Aoraki/Mt Cook

Mountain
Current avalanche advisory
High Alpine

Above 2000 meters

Alpine

1000 to 2000 meters

Sub Alpine

Below 1000 meters

Avalanche Danger Scale
Avalanche Danger Scale
Report TutorialPrint Reporthear report

Primary Avalanche Danger

Dangerous Aspects
high
Danger Rose
2
Highest Danger Rating
Likelihood
indicator
gauge
Certain
Likely
Unlikely
Size
indicator
gauge
Largest
Small
Trend
indicator
gauge
Increasing
No change
Decreasing
Time of day
clock
Time of day
All day
Alpine level
High Alpine: Above 2000m
Alpine: 1000 to 2000m
Low Alpine: Below 1000m
Description:
As the next storm passes through the park there will be an increasing danger of windslab and storm snow slab both within the new snow deposited in this event and potentially "stepping down" to the layer where the last storm snow lay on the old snow surface. Don't put away your shovel and probe just yet. You still want to have a good poke around before committing yourself to a route.

Secondary Avalanche Danger

Dangerous Aspects
high
Danger Rose
2
Highest Danger Rating
Likelihood
indicator
gauge
Certain
Likely
Unlikely
Size
indicator
gauge
Largest
Small
Trend
indicator
gauge
Increasing
No change
Decreasing
Time of day
clock
Time of day
10am - 5pm
Alpine level
High Alpine: Above 2000m
Alpine: 1000 to 2000m
Low Alpine: Below 1000m
Description:
During the middle of the day we can expect the surface snow to sluff out of steep terrain, particularly out of steep terrain. Pick your timing when travelling through solar affected slopes and don't stop for lunch in the potential runout zone from these slide paths.

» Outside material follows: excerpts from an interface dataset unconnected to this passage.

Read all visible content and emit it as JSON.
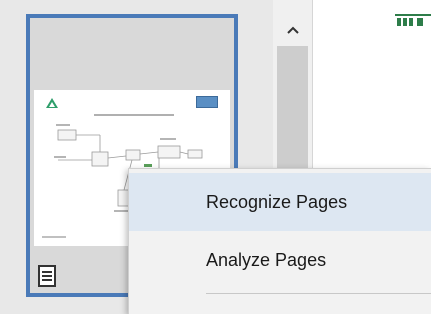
{
  "thumbnail_panel": {
    "page_icon": "page-icon"
  },
  "scrollbar": {
    "up_arrow": "chevron-up-icon"
  },
  "context_menu": {
    "items": [
      {
        "label": "Recognize Pages",
        "highlighted": true
      },
      {
        "label": "Analyze Pages",
        "highlighted": false
      }
    ]
  },
  "colors": {
    "selection_border": "#4a7ab8",
    "menu_hover": "#dde7f2",
    "menu_bg": "#f2f2f2"
  }
}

Spring is the time of year that this type of avalanche is known to run for long distances, sometimes right down to the valley floors. Places like the northern slopes above the Western approaches to the Copland pass have often produced spectacular spring slides.

Recent Avalanche Activity

Recent Avalanche Activity
several small to mid sized loose snow events in the Ben Ohau range observed Tuesday morning and a couple of slab releases on steep South to SE aspects including one size 2-3 slab on an eastern aspect off Mt Annette which ran early Wednesday. Nothing observed since then.

Current Snowpack Conditions

Current Snowpack Conditions
Previous snow pack was well settled and stable.
The bond with the snow from earlier in the week may still need investigation, evidenced by recent slabs observed near the Annette plateau and in Gorilla stream and there may be 20-30cm new loading overnight on Saturday.

Mountain Weather

Mountain Weather
Rain developing later on Saturday near to the Divide. Should ease to showers later, with a few lingering through until Monday. Fresh to strong NW winds, slowly swing around to the SE by the end of the long weekend.


MetService
For more information go to: http://www.metservice.com/mountain/index

Sliding Danger

Slide For Life
With the spring conditions bringing firm snow down low in the mornings, it's time to consider adding a pair of crampons and an axe to the travelling kit.
Sliding on firm snow is only fun until it comes time to stop. Rocks and nasty runouts hurt.

Forecast by Dave McKinley

Mountain Safety Council
Avalanche Forecast Regions:
Mountain Safety Council managed websites
Mountainf Safety Council websiteAdventure Smart websiteNew Zealand Avalanche CenterNational Incedent Database website